*** Opening The input ***

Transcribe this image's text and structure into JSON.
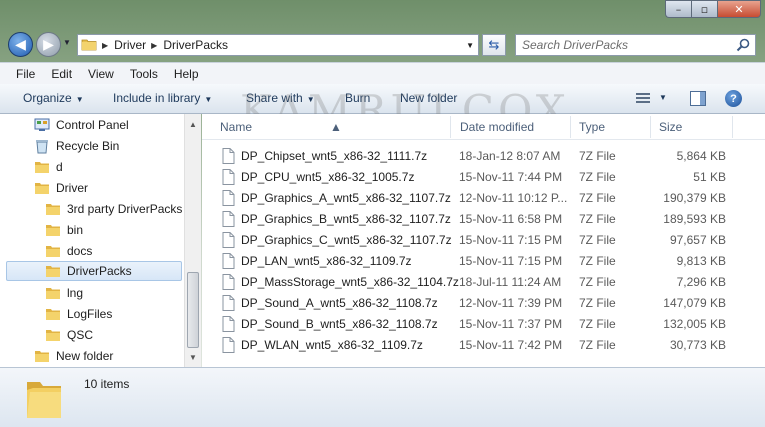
{
  "window": {
    "controls": {
      "minimize": "–",
      "maximize": "▫",
      "close": "✕"
    }
  },
  "address": {
    "segments": [
      "Driver",
      "DriverPacks"
    ],
    "search_placeholder": "Search DriverPacks"
  },
  "menu": [
    "File",
    "Edit",
    "View",
    "Tools",
    "Help"
  ],
  "commands": {
    "organize": "Organize",
    "include_in_library": "Include in library",
    "share_with": "Share with",
    "burn": "Burn",
    "new_folder": "New folder"
  },
  "watermark": "KAMRULCOX",
  "nav": [
    {
      "label": "Control Panel",
      "icon": "control-panel-icon"
    },
    {
      "label": "Recycle Bin",
      "icon": "recycle-bin-icon"
    },
    {
      "label": "d",
      "icon": "folder-icon"
    },
    {
      "label": "Driver",
      "icon": "folder-icon"
    },
    {
      "label": "3rd party DriverPacks",
      "icon": "folder-icon"
    },
    {
      "label": "bin",
      "icon": "folder-icon"
    },
    {
      "label": "docs",
      "icon": "folder-icon"
    },
    {
      "label": "DriverPacks",
      "icon": "folder-icon",
      "selected": true
    },
    {
      "label": "lng",
      "icon": "folder-icon"
    },
    {
      "label": "LogFiles",
      "icon": "folder-icon"
    },
    {
      "label": "QSC",
      "icon": "folder-icon"
    },
    {
      "label": "New folder",
      "icon": "folder-icon"
    }
  ],
  "columns": {
    "name": "Name",
    "date": "Date modified",
    "type": "Type",
    "size": "Size"
  },
  "files": [
    {
      "name": "DP_Chipset_wnt5_x86-32_1111.7z",
      "date": "18-Jan-12 8:07 AM",
      "type": "7Z File",
      "size": "5,864 KB"
    },
    {
      "name": "DP_CPU_wnt5_x86-32_1005.7z",
      "date": "15-Nov-11 7:44 PM",
      "type": "7Z File",
      "size": "51 KB"
    },
    {
      "name": "DP_Graphics_A_wnt5_x86-32_1107.7z",
      "date": "12-Nov-11 10:12 P...",
      "type": "7Z File",
      "size": "190,379 KB"
    },
    {
      "name": "DP_Graphics_B_wnt5_x86-32_1107.7z",
      "date": "15-Nov-11 6:58 PM",
      "type": "7Z File",
      "size": "189,593 KB"
    },
    {
      "name": "DP_Graphics_C_wnt5_x86-32_1107.7z",
      "date": "15-Nov-11 7:15 PM",
      "type": "7Z File",
      "size": "97,657 KB"
    },
    {
      "name": "DP_LAN_wnt5_x86-32_1109.7z",
      "date": "15-Nov-11 7:15 PM",
      "type": "7Z File",
      "size": "9,813 KB"
    },
    {
      "name": "DP_MassStorage_wnt5_x86-32_1104.7z",
      "date": "18-Jul-11 11:24 AM",
      "type": "7Z File",
      "size": "7,296 KB"
    },
    {
      "name": "DP_Sound_A_wnt5_x86-32_1108.7z",
      "date": "12-Nov-11 7:39 PM",
      "type": "7Z File",
      "size": "147,079 KB"
    },
    {
      "name": "DP_Sound_B_wnt5_x86-32_1108.7z",
      "date": "15-Nov-11 7:37 PM",
      "type": "7Z File",
      "size": "132,005 KB"
    },
    {
      "name": "DP_WLAN_wnt5_x86-32_1109.7z",
      "date": "15-Nov-11 7:42 PM",
      "type": "7Z File",
      "size": "30,773 KB"
    }
  ],
  "details": {
    "item_count": "10 items"
  }
}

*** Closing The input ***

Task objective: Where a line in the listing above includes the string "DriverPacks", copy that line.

Final answer:
      "DriverPacks"
    "search_placeholder": "Search DriverPacks"
      "label": "3rd party DriverPacks",
      "label": "DriverPacks",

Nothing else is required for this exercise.